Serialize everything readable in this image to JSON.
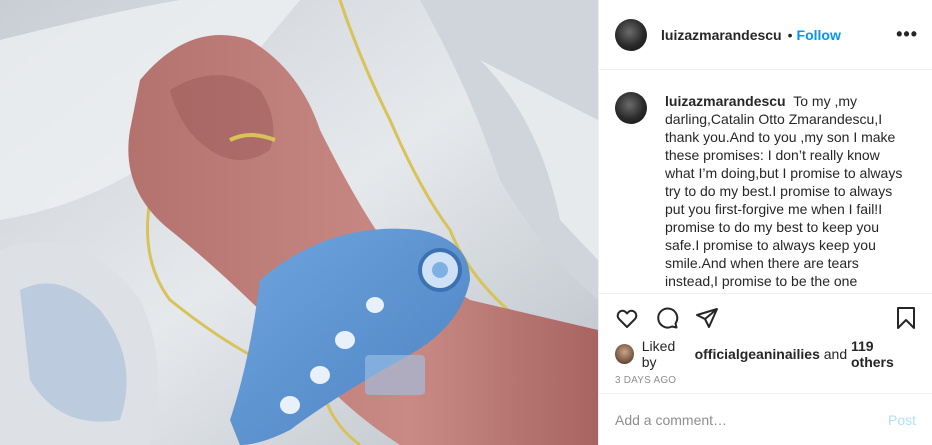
{
  "post": {
    "username": "luizazmarandescu",
    "follow_label": "Follow",
    "separator": "•",
    "more_icon": "more-horizontal-icon",
    "caption_user": "luizazmarandescu",
    "caption_text": "To my ,my darling,Catalin Otto Zmarandescu,I thank you.And to you ,my son I make these promises: I don’t really know what I’m doing,but I promise to always try to do my best.I promise to always put you first-forgive me when I fail!I promise to do my best to keep you safe.I promise to always keep you smile.And when there are tears instead,I promise to be the one",
    "likes_prefix": "Liked by",
    "likes_user": "officialgeaninailies",
    "likes_and": "and",
    "likes_others": "119 others",
    "date": "3 DAYS AGO",
    "comment_placeholder": "Add a comment…",
    "post_button": "Post"
  },
  "icons": {
    "like": "heart-icon",
    "comment": "comment-icon",
    "share": "paper-plane-icon",
    "save": "bookmark-icon"
  },
  "colors": {
    "link_blue": "#0095f6",
    "post_disabled": "#b2dffc",
    "muted": "#8e8e8e"
  }
}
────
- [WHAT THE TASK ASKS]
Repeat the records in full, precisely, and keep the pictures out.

- [WRITTEN ANSWER]
Serialize everything readable in this image to JSON.
{
  "post": {
    "username": "luizazmarandescu",
    "follow_label": "Follow",
    "separator": "•",
    "more_icon": "more-horizontal-icon",
    "caption_user": "luizazmarandescu",
    "caption_text": "To my ,my darling,Catalin Otto Zmarandescu,I thank you.And to you ,my son I make these promises: I don’t really know what I’m doing,but I promise to always try to do my best.I promise to always put you first-forgive me when I fail!I promise to do my best to keep you safe.I promise to always keep you smile.And when there are tears instead,I promise to be the one",
    "likes_prefix": "Liked by",
    "likes_user": "officialgeaninailies",
    "likes_and": "and",
    "likes_others": "119 others",
    "date": "3 DAYS AGO",
    "comment_placeholder": "Add a comment…",
    "post_button": "Post"
  },
  "icons": {
    "like": "heart-icon",
    "comment": "comment-icon",
    "share": "paper-plane-icon",
    "save": "bookmark-icon"
  },
  "colors": {
    "link_blue": "#0095f6",
    "post_disabled": "#b2dffc",
    "muted": "#8e8e8e"
  }
}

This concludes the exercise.